When a woman came in two years ago with an unusual idea to surprise her husband for his birthday, Steven Lesse was intrigued. The owner of Abracadabra, an Ann Arbor, Michigan-based custom jeweler, was used to working with wood—in fact, the retailer specializes in ironwood inlay pieces. But in this case, the woman presented him with a thin, four-inch long piece of bamboo.

“She told me that this was the bottom cut off from a fishing pole that her husband made,” he recalls. “I didn’t know that it takes about a year to make a custom fishing pole, it’s a hobby and a labor of love.” The man had taken a ten-foot long piece of bamboo and, using a special tool, cut it into a triangle shape only 1/4 inch wide. Six of these long triangles were glued together forming a hexagon, which created the fishing pole. His wife wanted to take a small slice of the hexagon and create a wood-inlay ring set in yellow gold.

The problem was that bamboo is one of the softest woods, making it difficult to work with in jewelry and creating a long-term durability problem. “You can prick bamboo practically with your fingernail,” says Lesse. “So we had some problem solving to do.”

The creative design of the ring itself was simple since the hexagonal shape of the wood was aesthetically pleasing. Lesse decided to accent the bamboo slice by putting small green sapphires on each side to contrast with the brown color. But the wood needed to be protected somehow, a challenge that Lesse was ready to meet. “I kind of look at all of jewelry design as a problem where you need to find a solution,” he says.

Lesse ordered a Movado watch crystal made of sapphire, which he knew would not scratch like glass. The crystal was bigger than the size of the wood to be inlaid, and he cut it on a fastening wheel into a hexagon so that the sides were 100% parallel. “The fastening wheel, as opposed to a lapidary wheel, is designed for perfection.

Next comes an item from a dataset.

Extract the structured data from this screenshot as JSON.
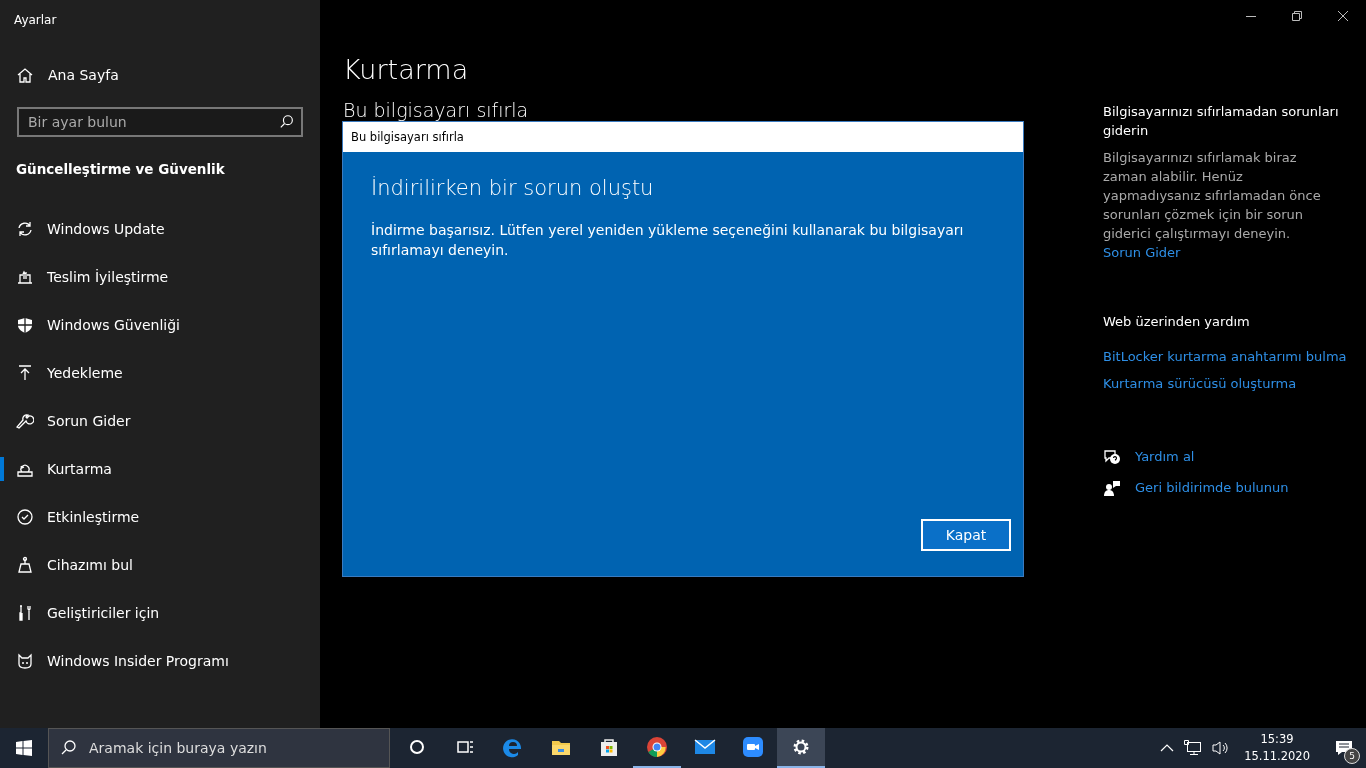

You have to go out of your way to make it not perfect,” he explains.

After creating a drawing and a hand-carved wax model, the wood was cut and inlayed into the wax and the crystal was cut and glued on top of it. But there wasn’t just glue holding in the inlay. There were grooves in the glue so the wood was held in with a technique called dovetailing. “The glue forms a peg that holds it in, so it’s more difficult for it to come out,” he says. And there was a bonus: The crystal slightly magnified the pattern of the grain, since a watch crystal is concave on the inside. “So you can see all that fine grain of the wood, which was nice,” Lesse points out.

The fastening wheel has turned into Lesse’s favorite piece of equipment. “We can get the quality of the inlay that we want if we do it on a lapidary wheel and touch it up with the fastening wheel for the exactness. It fits so tight.”

The best news? The customer’s husband loved the wood inlay and green sapphire ring. “He thought it was just incredible,” Lesse says.
— Sharon M. Goldman


Bamboo inlay ring in yellow gold with green sapphires
Bamboo inlay ring in yellow gold with green sapphires by Steven Lesse of Abracadabra, Ann Arbor, Michigan.